> BRIEF
With nothing left out, give the data back exactly.

[Data records for software interfaces]

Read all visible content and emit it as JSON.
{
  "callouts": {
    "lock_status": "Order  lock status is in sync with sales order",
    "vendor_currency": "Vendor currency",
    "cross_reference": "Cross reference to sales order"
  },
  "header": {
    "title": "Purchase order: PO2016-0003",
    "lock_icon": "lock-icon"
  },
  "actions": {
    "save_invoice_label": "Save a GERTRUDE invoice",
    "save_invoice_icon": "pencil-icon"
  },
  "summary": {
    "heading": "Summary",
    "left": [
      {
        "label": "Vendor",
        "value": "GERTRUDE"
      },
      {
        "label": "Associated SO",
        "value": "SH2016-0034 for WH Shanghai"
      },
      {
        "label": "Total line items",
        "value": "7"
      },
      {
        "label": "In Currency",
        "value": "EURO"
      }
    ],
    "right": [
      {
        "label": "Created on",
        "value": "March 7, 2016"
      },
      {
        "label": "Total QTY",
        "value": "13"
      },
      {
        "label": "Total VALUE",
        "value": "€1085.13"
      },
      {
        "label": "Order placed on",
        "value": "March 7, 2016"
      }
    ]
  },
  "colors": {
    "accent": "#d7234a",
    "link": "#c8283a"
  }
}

> RESULT OF THE TASK
Read all visible content and emit it as JSON.
{
  "callouts": {
    "lock_status": "Order  lock status is in sync with sales order",
    "vendor_currency": "Vendor currency",
    "cross_reference": "Cross reference to sales order"
  },
  "header": {
    "title": "Purchase order: PO2016-0003",
    "lock_icon": "lock-icon"
  },
  "actions": {
    "save_invoice_label": "Save a GERTRUDE invoice",
    "save_invoice_icon": "pencil-icon"
  },
  "summary": {
    "heading": "Summary",
    "left": [
      {
        "label": "Vendor",
        "value": "GERTRUDE"
      },
      {
        "label": "Associated SO",
        "value": "SH2016-0034 for WH Shanghai"
      },
      {
        "label": "Total line items",
        "value": "7"
      },
      {
        "label": "In Currency",
        "value": "EURO"
      }
    ],
    "right": [
      {
        "label": "Created on",
        "value": "March 7, 2016"
      },
      {
        "label": "Total QTY",
        "value": "13"
      },
      {
        "label": "Total VALUE",
        "value": "€1085.13"
      },
      {
        "label": "Order placed on",
        "value": "March 7, 2016"
      }
    ]
  },
  "colors": {
    "accent": "#d7234a",
    "link": "#c8283a"
  }
}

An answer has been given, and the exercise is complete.